(Try it) From the data below, restate every line word for word.

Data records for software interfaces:
--------------------------------

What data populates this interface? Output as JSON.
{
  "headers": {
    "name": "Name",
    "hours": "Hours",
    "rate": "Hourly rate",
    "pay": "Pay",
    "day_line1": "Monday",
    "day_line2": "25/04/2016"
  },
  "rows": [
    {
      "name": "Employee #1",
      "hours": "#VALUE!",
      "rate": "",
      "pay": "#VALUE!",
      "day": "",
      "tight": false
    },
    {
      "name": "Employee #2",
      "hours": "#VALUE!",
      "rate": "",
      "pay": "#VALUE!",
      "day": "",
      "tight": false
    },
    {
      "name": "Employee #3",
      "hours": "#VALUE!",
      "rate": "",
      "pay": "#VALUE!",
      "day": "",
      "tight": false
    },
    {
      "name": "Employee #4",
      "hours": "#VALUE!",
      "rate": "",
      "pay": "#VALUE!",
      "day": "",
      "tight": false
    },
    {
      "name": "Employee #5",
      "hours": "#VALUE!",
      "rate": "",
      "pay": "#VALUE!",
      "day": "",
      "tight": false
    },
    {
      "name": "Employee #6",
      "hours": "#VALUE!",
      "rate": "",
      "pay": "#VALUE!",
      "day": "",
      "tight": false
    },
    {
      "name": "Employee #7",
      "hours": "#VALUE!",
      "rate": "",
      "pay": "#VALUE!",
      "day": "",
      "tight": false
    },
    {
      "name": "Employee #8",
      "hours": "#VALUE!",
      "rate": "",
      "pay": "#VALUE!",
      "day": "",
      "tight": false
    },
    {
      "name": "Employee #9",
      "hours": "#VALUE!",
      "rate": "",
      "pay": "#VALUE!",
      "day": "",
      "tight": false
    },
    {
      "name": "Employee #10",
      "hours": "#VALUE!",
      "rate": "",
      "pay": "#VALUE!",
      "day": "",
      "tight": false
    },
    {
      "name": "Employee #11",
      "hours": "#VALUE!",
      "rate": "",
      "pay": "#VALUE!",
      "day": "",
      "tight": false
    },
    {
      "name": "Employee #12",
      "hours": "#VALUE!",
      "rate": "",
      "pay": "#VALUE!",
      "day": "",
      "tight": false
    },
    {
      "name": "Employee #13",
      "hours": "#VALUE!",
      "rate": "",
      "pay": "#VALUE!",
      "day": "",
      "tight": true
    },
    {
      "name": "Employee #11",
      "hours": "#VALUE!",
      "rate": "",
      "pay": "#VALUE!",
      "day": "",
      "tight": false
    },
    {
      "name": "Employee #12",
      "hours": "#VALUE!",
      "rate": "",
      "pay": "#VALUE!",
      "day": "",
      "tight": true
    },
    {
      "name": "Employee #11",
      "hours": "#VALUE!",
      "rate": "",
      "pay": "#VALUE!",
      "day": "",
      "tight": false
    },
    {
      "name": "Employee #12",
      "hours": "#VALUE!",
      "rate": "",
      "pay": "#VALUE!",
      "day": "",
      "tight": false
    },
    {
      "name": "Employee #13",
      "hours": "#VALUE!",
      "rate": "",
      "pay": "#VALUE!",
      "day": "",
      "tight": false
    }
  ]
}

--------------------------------

(Written response)
What data populates this interface? Output as JSON.
{
  "headers": {
    "name": "Name",
    "hours": "Hours",
    "rate": "Hourly rate",
    "pay": "Pay",
    "day_line1": "Monday",
    "day_line2": "25/04/2016"
  },
  "rows": [
    {
      "name": "Employee #1",
      "hours": "#VALUE!",
      "rate": "",
      "pay": "#VALUE!",
      "day": "",
      "tight": false
    },
    {
      "name": "Employee #2",
      "hours": "#VALUE!",
      "rate": "",
      "pay": "#VALUE!",
      "day": "",
      "tight": false
    },
    {
      "name": "Employee #3",
      "hours": "#VALUE!",
      "rate": "",
      "pay": "#VALUE!",
      "day": "",
      "tight": false
    },
    {
      "name": "Employee #4",
      "hours": "#VALUE!",
      "rate": "",
      "pay": "#VALUE!",
      "day": "",
      "tight": false
    },
    {
      "name": "Employee #5",
      "hours": "#VALUE!",
      "rate": "",
      "pay": "#VALUE!",
      "day": "",
      "tight": false
    },
    {
      "name": "Employee #6",
      "hours": "#VALUE!",
      "rate": "",
      "pay": "#VALUE!",
      "day": "",
      "tight": false
    },
    {
      "name": "Employee #7",
      "hours": "#VALUE!",
      "rate": "",
      "pay": "#VALUE!",
      "day": "",
      "tight": false
    },
    {
      "name": "Employee #8",
      "hours": "#VALUE!",
      "rate": "",
      "pay": "#VALUE!",
      "day": "",
      "tight": false
    },
    {
      "name": "Employee #9",
      "hours": "#VALUE!",
      "rate": "",
      "pay": "#VALUE!",
      "day": "",
      "tight": false
    },
    {
      "name": "Employee #10",
      "hours": "#VALUE!",
      "rate": "",
      "pay": "#VALUE!",
      "day": "",
      "tight": false
    },
    {
      "name": "Employee #11",
      "hours": "#VALUE!",
      "rate": "",
      "pay": "#VALUE!",
      "day": "",
      "tight": false
    },
    {
      "name": "Employee #12",
      "hours": "#VALUE!",
      "rate": "",
      "pay": "#VALUE!",
      "day": "",
      "tight": false
    },
    {
      "name": "Employee #13",
      "hours": "#VALUE!",
      "rate": "",
      "pay": "#VALUE!",
      "day": "",
      "tight": true
    },
    {
      "name": "Employee #11",
      "hours": "#VALUE!",
      "rate": "",
      "pay": "#VALUE!",
      "day": "",
      "tight": false
    },
    {
      "name": "Employee #12",
      "hours": "#VALUE!",
      "rate": "",
      "pay": "#VALUE!",
      "day": "",
      "tight": true
    },
    {
      "name": "Employee #11",
      "hours": "#VALUE!",
      "rate": "",
      "pay": "#VALUE!",
      "day": "",
      "tight": false
    },
    {
      "name": "Employee #12",
      "hours": "#VALUE!",
      "rate": "",
      "pay": "#VALUE!",
      "day": "",
      "tight": false
    },
    {
      "name": "Employee #13",
      "hours": "#VALUE!",
      "rate": "",
      "pay": "#VALUE!",
      "day": "",
      "tight": false
    }
  ]
}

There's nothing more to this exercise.